--- The data ---

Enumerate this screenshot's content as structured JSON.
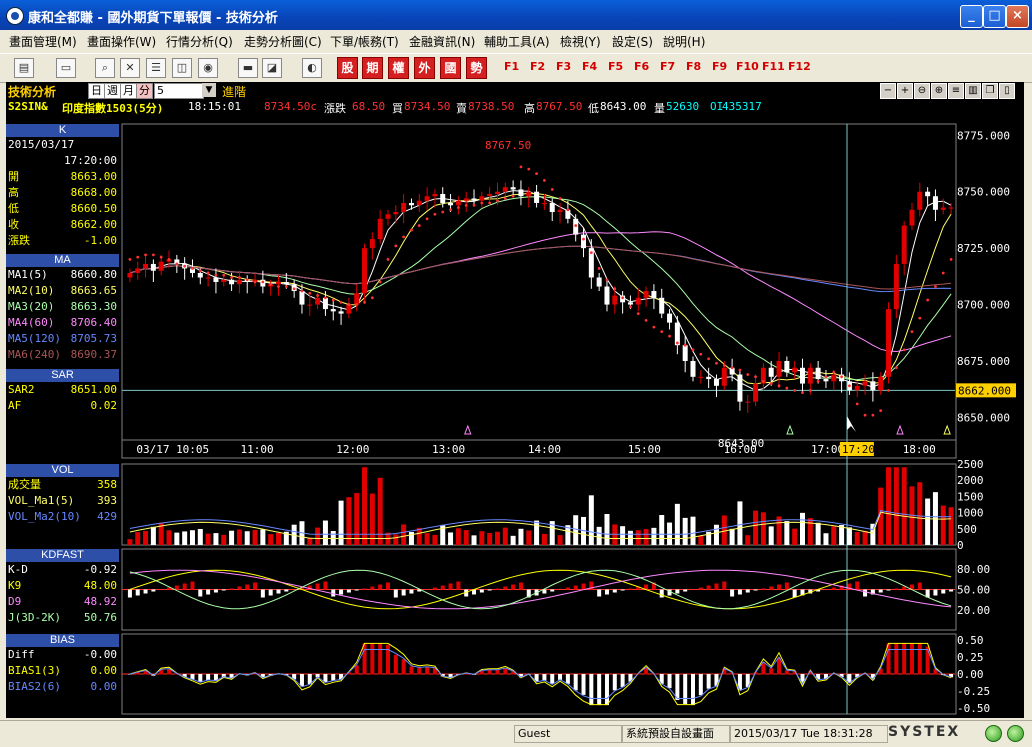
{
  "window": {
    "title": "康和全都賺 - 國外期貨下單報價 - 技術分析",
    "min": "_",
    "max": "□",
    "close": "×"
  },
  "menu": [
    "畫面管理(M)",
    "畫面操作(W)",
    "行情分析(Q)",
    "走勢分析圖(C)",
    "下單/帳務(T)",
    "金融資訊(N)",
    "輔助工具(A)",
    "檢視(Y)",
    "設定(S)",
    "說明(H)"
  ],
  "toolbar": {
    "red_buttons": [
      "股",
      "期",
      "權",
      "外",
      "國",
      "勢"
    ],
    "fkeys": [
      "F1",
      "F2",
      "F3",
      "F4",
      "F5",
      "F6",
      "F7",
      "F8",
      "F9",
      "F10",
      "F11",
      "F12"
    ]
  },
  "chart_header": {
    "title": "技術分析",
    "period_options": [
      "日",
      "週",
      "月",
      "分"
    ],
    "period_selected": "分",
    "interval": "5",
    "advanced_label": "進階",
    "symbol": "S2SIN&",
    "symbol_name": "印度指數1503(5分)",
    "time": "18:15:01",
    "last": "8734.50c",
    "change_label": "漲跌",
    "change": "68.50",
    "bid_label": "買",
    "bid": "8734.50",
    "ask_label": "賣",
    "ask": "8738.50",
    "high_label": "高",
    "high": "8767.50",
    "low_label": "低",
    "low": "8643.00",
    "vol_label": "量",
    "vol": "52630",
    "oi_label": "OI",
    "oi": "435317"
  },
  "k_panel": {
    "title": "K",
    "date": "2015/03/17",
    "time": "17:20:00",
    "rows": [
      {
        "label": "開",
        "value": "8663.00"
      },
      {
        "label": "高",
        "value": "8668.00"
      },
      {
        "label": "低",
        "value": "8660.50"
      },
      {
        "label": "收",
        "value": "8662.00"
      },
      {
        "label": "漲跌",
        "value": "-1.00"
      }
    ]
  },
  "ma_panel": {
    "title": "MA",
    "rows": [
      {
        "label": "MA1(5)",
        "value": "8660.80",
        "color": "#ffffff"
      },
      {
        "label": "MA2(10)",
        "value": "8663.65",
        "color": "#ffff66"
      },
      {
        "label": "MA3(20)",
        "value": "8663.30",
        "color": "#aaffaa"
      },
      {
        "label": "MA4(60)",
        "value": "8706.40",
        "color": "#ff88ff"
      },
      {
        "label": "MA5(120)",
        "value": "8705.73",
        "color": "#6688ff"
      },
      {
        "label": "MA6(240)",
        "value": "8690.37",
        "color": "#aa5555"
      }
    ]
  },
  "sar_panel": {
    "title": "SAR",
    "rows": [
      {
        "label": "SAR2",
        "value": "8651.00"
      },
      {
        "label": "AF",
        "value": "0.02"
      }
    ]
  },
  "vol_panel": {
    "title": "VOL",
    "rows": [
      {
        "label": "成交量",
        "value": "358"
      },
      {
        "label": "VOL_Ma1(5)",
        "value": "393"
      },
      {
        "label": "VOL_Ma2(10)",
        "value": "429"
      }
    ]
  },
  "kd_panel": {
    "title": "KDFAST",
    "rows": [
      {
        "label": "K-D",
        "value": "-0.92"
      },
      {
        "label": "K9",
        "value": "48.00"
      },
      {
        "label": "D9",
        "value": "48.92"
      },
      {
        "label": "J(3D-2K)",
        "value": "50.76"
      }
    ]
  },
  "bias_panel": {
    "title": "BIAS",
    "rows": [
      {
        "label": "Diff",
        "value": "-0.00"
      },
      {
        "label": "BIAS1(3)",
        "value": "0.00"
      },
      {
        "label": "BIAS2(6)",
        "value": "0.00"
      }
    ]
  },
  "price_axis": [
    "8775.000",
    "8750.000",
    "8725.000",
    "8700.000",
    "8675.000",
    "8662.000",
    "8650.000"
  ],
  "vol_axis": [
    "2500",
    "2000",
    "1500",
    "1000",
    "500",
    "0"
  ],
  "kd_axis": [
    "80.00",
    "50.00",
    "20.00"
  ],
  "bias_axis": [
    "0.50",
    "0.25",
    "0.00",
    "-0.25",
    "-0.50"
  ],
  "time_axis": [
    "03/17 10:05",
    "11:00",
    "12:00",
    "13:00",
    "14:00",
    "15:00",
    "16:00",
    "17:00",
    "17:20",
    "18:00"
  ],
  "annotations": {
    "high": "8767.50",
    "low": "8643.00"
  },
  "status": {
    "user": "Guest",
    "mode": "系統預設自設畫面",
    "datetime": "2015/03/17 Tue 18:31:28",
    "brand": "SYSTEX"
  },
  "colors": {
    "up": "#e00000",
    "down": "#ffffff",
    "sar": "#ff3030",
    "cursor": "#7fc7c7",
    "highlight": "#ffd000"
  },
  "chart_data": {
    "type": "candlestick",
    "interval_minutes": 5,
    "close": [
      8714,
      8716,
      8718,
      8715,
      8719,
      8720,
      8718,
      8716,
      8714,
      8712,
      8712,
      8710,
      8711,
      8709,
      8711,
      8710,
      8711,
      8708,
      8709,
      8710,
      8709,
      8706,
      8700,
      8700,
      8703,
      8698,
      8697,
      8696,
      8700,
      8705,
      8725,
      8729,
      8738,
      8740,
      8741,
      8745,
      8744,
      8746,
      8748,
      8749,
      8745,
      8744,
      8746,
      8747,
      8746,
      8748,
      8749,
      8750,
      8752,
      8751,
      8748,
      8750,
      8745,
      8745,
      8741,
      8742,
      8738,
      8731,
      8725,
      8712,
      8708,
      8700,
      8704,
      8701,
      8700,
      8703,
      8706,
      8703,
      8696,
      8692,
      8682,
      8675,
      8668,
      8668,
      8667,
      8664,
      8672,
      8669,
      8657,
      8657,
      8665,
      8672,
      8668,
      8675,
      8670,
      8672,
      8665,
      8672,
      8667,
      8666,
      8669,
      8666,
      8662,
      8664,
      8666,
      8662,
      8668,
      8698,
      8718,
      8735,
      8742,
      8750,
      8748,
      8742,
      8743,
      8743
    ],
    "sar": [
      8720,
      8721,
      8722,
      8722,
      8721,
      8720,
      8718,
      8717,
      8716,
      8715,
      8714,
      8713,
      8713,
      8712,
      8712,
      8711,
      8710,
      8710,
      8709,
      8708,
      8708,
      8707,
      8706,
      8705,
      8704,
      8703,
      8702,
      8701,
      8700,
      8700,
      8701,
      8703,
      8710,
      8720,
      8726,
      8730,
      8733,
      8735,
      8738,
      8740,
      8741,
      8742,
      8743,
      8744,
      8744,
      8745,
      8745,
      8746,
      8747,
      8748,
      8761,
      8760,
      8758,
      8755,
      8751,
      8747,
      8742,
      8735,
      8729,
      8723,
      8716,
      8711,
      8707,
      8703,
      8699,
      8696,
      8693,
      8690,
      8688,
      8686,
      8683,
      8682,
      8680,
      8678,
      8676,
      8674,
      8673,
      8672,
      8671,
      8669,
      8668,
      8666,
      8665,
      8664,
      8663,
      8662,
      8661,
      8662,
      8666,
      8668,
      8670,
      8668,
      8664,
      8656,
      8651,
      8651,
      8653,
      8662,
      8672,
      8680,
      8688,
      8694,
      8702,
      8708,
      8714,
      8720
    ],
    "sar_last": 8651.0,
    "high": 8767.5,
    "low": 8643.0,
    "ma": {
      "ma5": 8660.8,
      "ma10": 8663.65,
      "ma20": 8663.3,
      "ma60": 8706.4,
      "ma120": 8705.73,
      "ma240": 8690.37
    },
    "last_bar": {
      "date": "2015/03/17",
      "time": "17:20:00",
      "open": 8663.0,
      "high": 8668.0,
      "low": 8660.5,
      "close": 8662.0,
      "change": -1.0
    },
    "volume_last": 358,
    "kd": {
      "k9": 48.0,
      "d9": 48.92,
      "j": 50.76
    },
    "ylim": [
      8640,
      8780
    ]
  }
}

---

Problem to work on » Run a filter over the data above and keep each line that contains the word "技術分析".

Finished exercise »
    "title": "康和全都賺 - 國外期貨下單報價 - 技術分析",
    "title": "技術分析",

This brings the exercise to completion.